The space of Eastern Europe is a frontier between two civilizations – Western European and Russian. Precisely here ran the border between the nomadic, Indo-European, patriarchal civilizations of Turan and the matriarchal civilizations of Old Europe (which emerged in Anatolia and spread to the Balkans and Southern Europe), between the Catholic (Latin) Celto-Germanic West and the Russian-Orthodox East. The mosaic of this pivot region’s peoples and religions has never in history been geopolitically united, but this does not mean that the peoples of Eastern Europe cannot develop civilizational unity in the future and retrieve a cultural identity founded on the common Eastern European Dasein.

Since the fifth-sixth centuries A.D., the Slavic peoples have played a decisive role in the space of Eastern Europe. This volume of Noomakhia examines the Slavic horizon of Eastern Europe, which the author calls “Great Slaviania.” In question is not a concrete polity, but the inner unity of the Slavic Dasein, language, and ethno-sociological structure, constituted by the predominance of the settled agricultural population and the allogenic superstructure of a ruling warrior elite, the latter being an indirect trace of Sarmatian, Turanian, or Germanic influence. Alexander Dugin believes that, despite the powerful impact exerted on Slavic horizon of Eastern Europe by a number of non-Slavic peoples and powerful civilizational poles – such as Byzantium, Rome, Germany, France, England, Russia, and the Ottoman Empire – the mosaic of the West and South Slavic peoples, being the foci of mixed, self-sufficient cultures, can in the future form a multi-faceted and fully-fledged civilizational unity.

Leave a Reply

Fill in your details below or click an icon to log in:

WordPress.com Logo

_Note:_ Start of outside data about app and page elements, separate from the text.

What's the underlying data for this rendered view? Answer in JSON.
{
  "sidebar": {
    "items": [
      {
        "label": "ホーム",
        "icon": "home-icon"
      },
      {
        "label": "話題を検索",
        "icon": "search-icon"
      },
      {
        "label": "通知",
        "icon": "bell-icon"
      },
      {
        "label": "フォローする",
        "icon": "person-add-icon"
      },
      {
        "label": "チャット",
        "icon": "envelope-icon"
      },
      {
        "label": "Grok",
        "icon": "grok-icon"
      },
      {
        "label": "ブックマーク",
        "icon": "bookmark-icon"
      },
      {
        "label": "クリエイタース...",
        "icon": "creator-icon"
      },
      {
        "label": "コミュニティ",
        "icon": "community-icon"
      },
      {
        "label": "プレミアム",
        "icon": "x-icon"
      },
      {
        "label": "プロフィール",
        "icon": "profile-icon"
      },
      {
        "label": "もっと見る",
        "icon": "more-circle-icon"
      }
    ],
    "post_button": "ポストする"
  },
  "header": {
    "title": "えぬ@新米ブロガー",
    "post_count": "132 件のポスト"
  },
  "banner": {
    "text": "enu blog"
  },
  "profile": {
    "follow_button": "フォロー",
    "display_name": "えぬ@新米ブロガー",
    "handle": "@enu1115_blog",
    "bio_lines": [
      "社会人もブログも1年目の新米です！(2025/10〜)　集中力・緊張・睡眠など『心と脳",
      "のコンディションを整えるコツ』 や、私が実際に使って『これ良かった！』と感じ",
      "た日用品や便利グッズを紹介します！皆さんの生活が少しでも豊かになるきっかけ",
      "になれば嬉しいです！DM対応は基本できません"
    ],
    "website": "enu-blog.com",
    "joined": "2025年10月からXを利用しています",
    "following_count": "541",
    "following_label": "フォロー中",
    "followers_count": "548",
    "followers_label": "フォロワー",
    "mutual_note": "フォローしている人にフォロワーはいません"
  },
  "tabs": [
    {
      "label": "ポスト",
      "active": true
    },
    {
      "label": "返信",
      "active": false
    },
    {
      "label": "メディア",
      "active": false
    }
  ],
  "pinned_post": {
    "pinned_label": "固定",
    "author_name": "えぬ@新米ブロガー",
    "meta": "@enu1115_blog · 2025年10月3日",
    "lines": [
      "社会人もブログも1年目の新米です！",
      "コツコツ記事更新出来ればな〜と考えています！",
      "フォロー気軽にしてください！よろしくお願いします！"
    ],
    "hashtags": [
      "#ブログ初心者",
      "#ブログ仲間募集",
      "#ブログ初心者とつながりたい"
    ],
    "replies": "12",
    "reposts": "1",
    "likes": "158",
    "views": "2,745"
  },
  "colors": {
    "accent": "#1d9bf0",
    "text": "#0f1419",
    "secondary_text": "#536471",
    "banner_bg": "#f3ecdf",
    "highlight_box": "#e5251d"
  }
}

You are commenting using your WordPress.com account. Log Out /  Change )

Google photo

You are commenting using your Google account. Log Out /  Change )

Twitter picture

You are commenting using your Twitter account. Log Out /  Change )

Facebook photo

You are commenting using your Facebook account. Log Out /  Change )

Connecting to %s